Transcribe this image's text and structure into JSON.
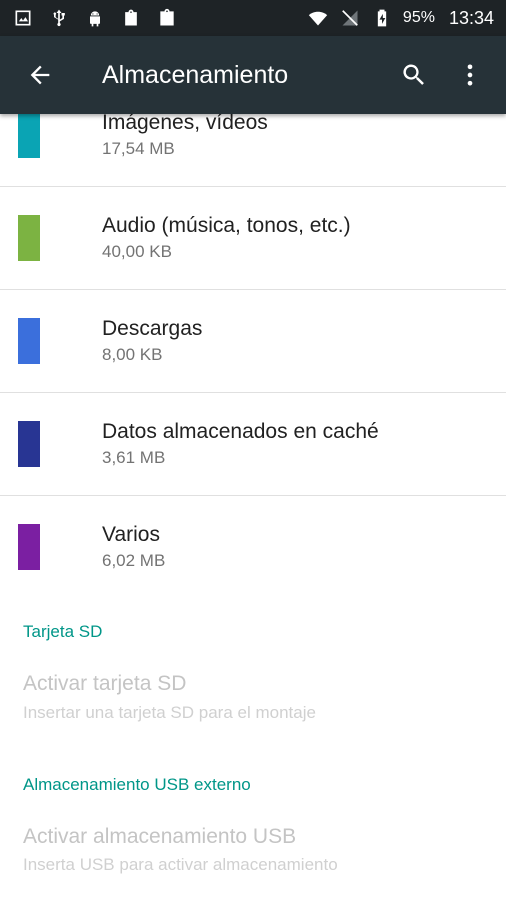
{
  "status_bar": {
    "left_icons": [
      "image-icon",
      "usb-icon",
      "android-icon",
      "clipboard-icon",
      "clipboard-check-icon"
    ],
    "right_icons": [
      "wifi-icon",
      "no-signal-icon",
      "battery-charging-icon"
    ],
    "battery": "95%",
    "time": "13:34"
  },
  "app_bar": {
    "title": "Almacenamiento",
    "back_icon": "arrow-back-icon",
    "search_icon": "search-icon",
    "menu_icon": "more-vert-icon"
  },
  "storage_items": [
    {
      "title": "Imágenes, vídeos",
      "size": "17,54 MB",
      "color": "#0aa4b4"
    },
    {
      "title": "Audio (música, tonos, etc.)",
      "size": "40,00 KB",
      "color": "#7cb342"
    },
    {
      "title": "Descargas",
      "size": "8,00 KB",
      "color": "#3b6fdc"
    },
    {
      "title": "Datos almacenados en caché",
      "size": "3,61 MB",
      "color": "#283593"
    },
    {
      "title": "Varios",
      "size": "6,02 MB",
      "color": "#7b1fa2"
    }
  ],
  "sd_section": {
    "header": "Tarjeta SD",
    "title": "Activar tarjeta SD",
    "summary": "Insertar una tarjeta SD para el montaje"
  },
  "usb_section": {
    "header": "Almacenamiento USB externo",
    "title": "Activar almacenamiento USB",
    "summary": "Inserta USB para activar almacenamiento"
  },
  "colors": {
    "status_bar": "#1e2326",
    "app_bar": "#263238",
    "accent": "#009688",
    "disabled_text": "#c4c4c4"
  }
}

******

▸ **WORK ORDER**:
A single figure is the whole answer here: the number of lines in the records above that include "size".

▸ **RESULT FOR THIS TASK**:
5